• _Task item_
Without including any pictures, write out all the entries exactly.

• _Excerpted records_
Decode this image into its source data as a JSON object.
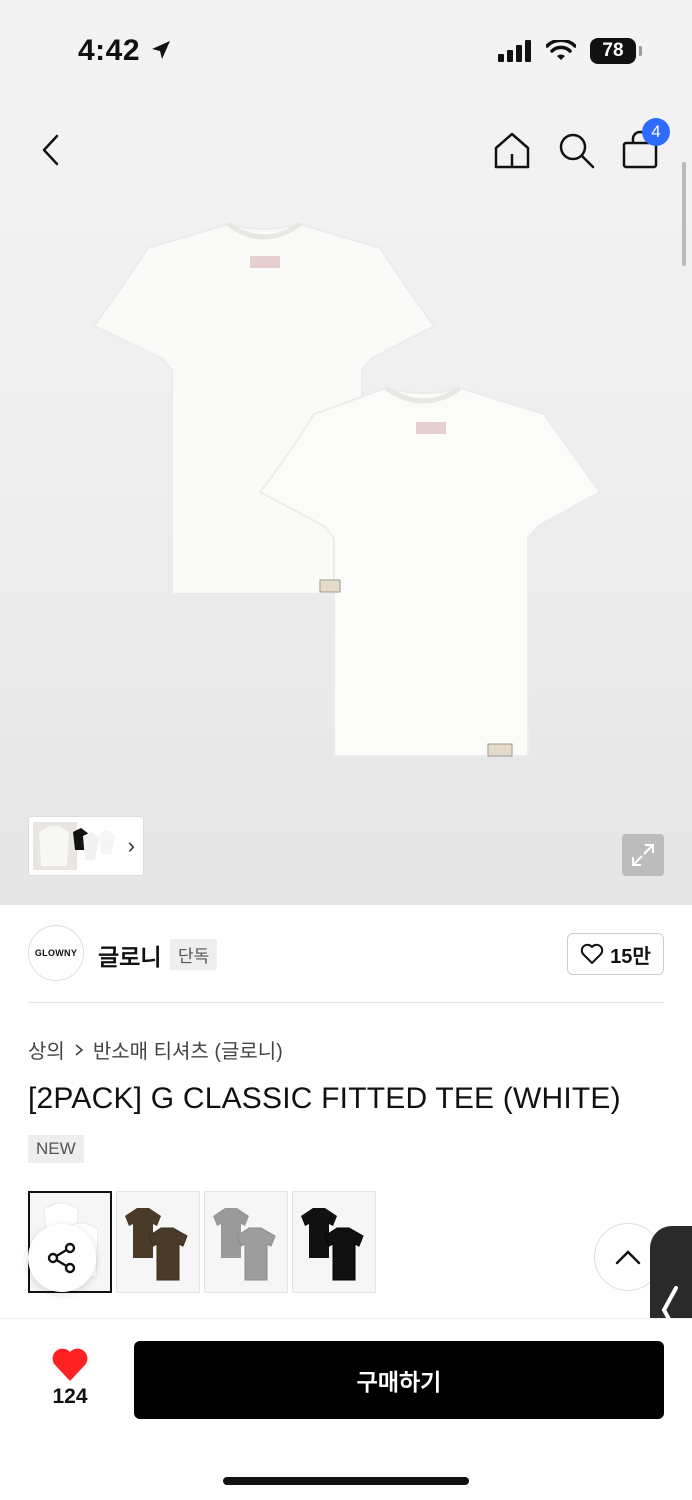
{
  "status_bar": {
    "time": "4:42",
    "battery": "78"
  },
  "header": {
    "cart_count": "4"
  },
  "brand": {
    "logo_text": "GLOWNY",
    "name": "글로니",
    "tag": "단독",
    "likes": "15만"
  },
  "breadcrumb": {
    "category": "상의",
    "subcategory": "반소매 티셔츠 (글로니)"
  },
  "product": {
    "title": "[2PACK] G CLASSIC FITTED TEE (WHITE)",
    "badge": "NEW"
  },
  "color_options": [
    {
      "name": "white",
      "color": "#ffffff",
      "selected": true
    },
    {
      "name": "brown",
      "color": "#4a3a28"
    },
    {
      "name": "gray",
      "color": "#9a9a9a"
    },
    {
      "name": "black",
      "color": "#111111"
    }
  ],
  "bottom_bar": {
    "wish_count": "124",
    "buy_label": "구매하기"
  },
  "colors": {
    "accent_blue": "#2f6bff",
    "heart_red": "#ff2222",
    "buy_black": "#000000"
  }
}
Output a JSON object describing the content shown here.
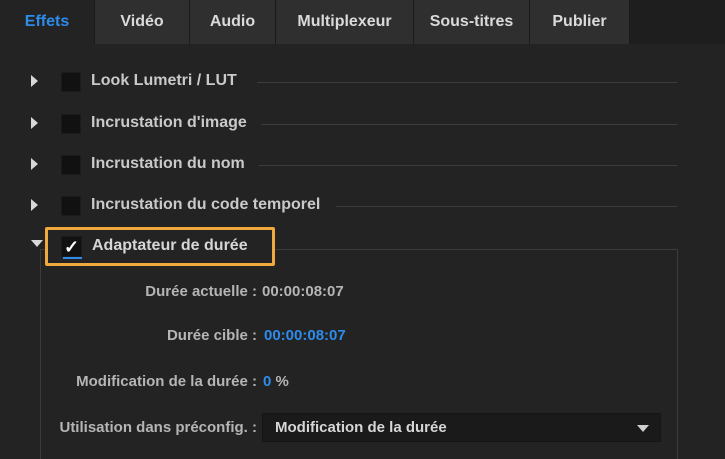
{
  "tabs": [
    {
      "label": "Effets",
      "active": true
    },
    {
      "label": "Vidéo",
      "active": false
    },
    {
      "label": "Audio",
      "active": false
    },
    {
      "label": "Multiplexeur",
      "active": false
    },
    {
      "label": "Sous-titres",
      "active": false
    },
    {
      "label": "Publier",
      "active": false
    }
  ],
  "effects": [
    {
      "label": "Look Lumetri / LUT",
      "checked": false,
      "expanded": false
    },
    {
      "label": "Incrustation d'image",
      "checked": false,
      "expanded": false
    },
    {
      "label": "Incrustation du nom",
      "checked": false,
      "expanded": false
    },
    {
      "label": "Incrustation du code temporel",
      "checked": false,
      "expanded": false
    },
    {
      "label": "Adaptateur de durée",
      "checked": true,
      "expanded": true
    }
  ],
  "duration_adapter": {
    "current_duration_label": "Durée actuelle :",
    "current_duration_value": "00:00:08:07",
    "target_duration_label": "Durée cible :",
    "target_duration_value": "00:00:08:07",
    "modification_label": "Modification de la durée :",
    "modification_value": "0",
    "modification_unit": "%",
    "preset_usage_label": "Utilisation dans préconfig. :",
    "preset_usage_selected": "Modification de la durée"
  },
  "colors": {
    "accent": "#2d8ceb",
    "highlight": "#f0a93c",
    "background": "#232323"
  },
  "icons": {
    "collapsed": "triangle-right-icon",
    "expanded": "triangle-down-icon",
    "dropdown": "chevron-down-icon",
    "check": "checkmark-icon"
  }
}
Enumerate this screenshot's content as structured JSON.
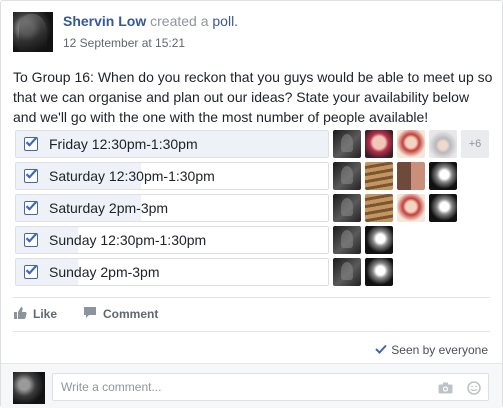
{
  "post": {
    "author": "Shervin Low",
    "action_text": "created a",
    "action_link": "poll.",
    "timestamp": "12 September at 15:21",
    "text": "To Group 16: When do you reckon that you guys would be able to meet up so that we can organise and plan out our ideas? State your availability below and we'll go with the one with the most number of people available!"
  },
  "poll": {
    "options": [
      {
        "label": "Friday 12:30pm-1:30pm",
        "checked": true,
        "share": 1.0,
        "voters": [
          "dark",
          "pink",
          "girl",
          "hijab"
        ],
        "more": "+6"
      },
      {
        "label": "Saturday 12:30pm-1:30pm",
        "checked": true,
        "share": 0.4,
        "voters": [
          "dark",
          "stairs",
          "faces",
          "bw"
        ],
        "more": ""
      },
      {
        "label": "Saturday 2pm-3pm",
        "checked": true,
        "share": 0.4,
        "voters": [
          "dark",
          "stairs",
          "girl",
          "bw"
        ],
        "more": ""
      },
      {
        "label": "Sunday 12:30pm-1:30pm",
        "checked": true,
        "share": 0.2,
        "voters": [
          "dark",
          "bw"
        ],
        "more": ""
      },
      {
        "label": "Sunday 2pm-3pm",
        "checked": true,
        "share": 0.2,
        "voters": [
          "dark",
          "bw"
        ],
        "more": ""
      }
    ]
  },
  "actions": {
    "like_label": "Like",
    "comment_label": "Comment",
    "seen_label": "Seen by everyone"
  },
  "comment_box": {
    "placeholder": "Write a comment..."
  },
  "icons": {
    "like": "thumbs-up-icon",
    "comment": "speech-bubble-icon",
    "seen": "checkmark-icon",
    "camera": "camera-icon",
    "emoji": "smiley-icon"
  },
  "colors": {
    "link": "#365899",
    "checkbox": "#4267b2",
    "bar_fill": "#eef1f7"
  }
}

• _Solution to this exercise_
Decode this image into its source data as a JSON object.
{
  "status_bar": {
    "time": "4:42",
    "battery": "78"
  },
  "header": {
    "cart_count": "4"
  },
  "brand": {
    "logo_text": "GLOWNY",
    "name": "글로니",
    "tag": "단독",
    "likes": "15만"
  },
  "breadcrumb": {
    "category": "상의",
    "subcategory": "반소매 티셔츠 (글로니)"
  },
  "product": {
    "title": "[2PACK] G CLASSIC FITTED TEE (WHITE)",
    "badge": "NEW"
  },
  "color_options": [
    {
      "name": "white",
      "color": "#ffffff",
      "selected": true
    },
    {
      "name": "brown",
      "color": "#4a3a28"
    },
    {
      "name": "gray",
      "color": "#9a9a9a"
    },
    {
      "name": "black",
      "color": "#111111"
    }
  ],
  "bottom_bar": {
    "wish_count": "124",
    "buy_label": "구매하기"
  },
  "colors": {
    "accent_blue": "#2f6bff",
    "heart_red": "#ff2222",
    "buy_black": "#000000"
  }
}
Output a JSON object describing the content shown here.
{
  "tabs": [
    {
      "label": "Effets",
      "active": true
    },
    {
      "label": "Vidéo",
      "active": false
    },
    {
      "label": "Audio",
      "active": false
    },
    {
      "label": "Multiplexeur",
      "active": false
    },
    {
      "label": "Sous-titres",
      "active": false
    },
    {
      "label": "Publier",
      "active": false
    }
  ],
  "effects": [
    {
      "label": "Look Lumetri / LUT",
      "checked": false,
      "expanded": false
    },
    {
      "label": "Incrustation d'image",
      "checked": false,
      "expanded": false
    },
    {
      "label": "Incrustation du nom",
      "checked": false,
      "expanded": false
    },
    {
      "label": "Incrustation du code temporel",
      "checked": false,
      "expanded": false
    },
    {
      "label": "Adaptateur de durée",
      "checked": true,
      "expanded": true
    }
  ],
  "duration_adapter": {
    "current_duration_label": "Durée actuelle :",
    "current_duration_value": "00:00:08:07",
    "target_duration_label": "Durée cible :",
    "target_duration_value": "00:00:08:07",
    "modification_label": "Modification de la durée :",
    "modification_value": "0",
    "modification_unit": "%",
    "preset_usage_label": "Utilisation dans préconfig. :",
    "preset_usage_selected": "Modification de la durée"
  },
  "colors": {
    "accent": "#2d8ceb",
    "highlight": "#f0a93c",
    "background": "#232323"
  },
  "icons": {
    "collapsed": "triangle-right-icon",
    "expanded": "triangle-down-icon",
    "dropdown": "chevron-down-icon",
    "check": "checkmark-icon"
  }
}
Enumerate this screenshot's content as structured JSON.
{
  "post": {
    "author": "Shervin Low",
    "action_text": "created a",
    "action_link": "poll.",
    "timestamp": "12 September at 15:21",
    "text": "To Group 16: When do you reckon that you guys would be able to meet up so that we can organise and plan out our ideas? State your availability below and we'll go with the one with the most number of people available!"
  },
  "poll": {
    "options": [
      {
        "label": "Friday 12:30pm-1:30pm",
        "checked": true,
        "share": 1.0,
        "voters": [
          "dark",
          "pink",
          "girl",
          "hijab"
        ],
        "more": "+6"
      },
      {
        "label": "Saturday 12:30pm-1:30pm",
        "checked": true,
        "share": 0.4,
        "voters": [
          "dark",
          "stairs",
          "faces",
          "bw"
        ],
        "more": ""
      },
      {
        "label": "Saturday 2pm-3pm",
        "checked": true,
        "share": 0.4,
        "voters": [
          "dark",
          "stairs",
          "girl",
          "bw"
        ],
        "more": ""
      },
      {
        "label": "Sunday 12:30pm-1:30pm",
        "checked": true,
        "share": 0.2,
        "voters": [
          "dark",
          "bw"
        ],
        "more": ""
      },
      {
        "label": "Sunday 2pm-3pm",
        "checked": true,
        "share": 0.2,
        "voters": [
          "dark",
          "bw"
        ],
        "more": ""
      }
    ]
  },
  "actions": {
    "like_label": "Like",
    "comment_label": "Comment",
    "seen_label": "Seen by everyone"
  },
  "comment_box": {
    "placeholder": "Write a comment..."
  },
  "icons": {
    "like": "thumbs-up-icon",
    "comment": "speech-bubble-icon",
    "seen": "checkmark-icon",
    "camera": "camera-icon",
    "emoji": "smiley-icon"
  },
  "colors": {
    "link": "#365899",
    "checkbox": "#4267b2",
    "bar_fill": "#eef1f7"
  }
}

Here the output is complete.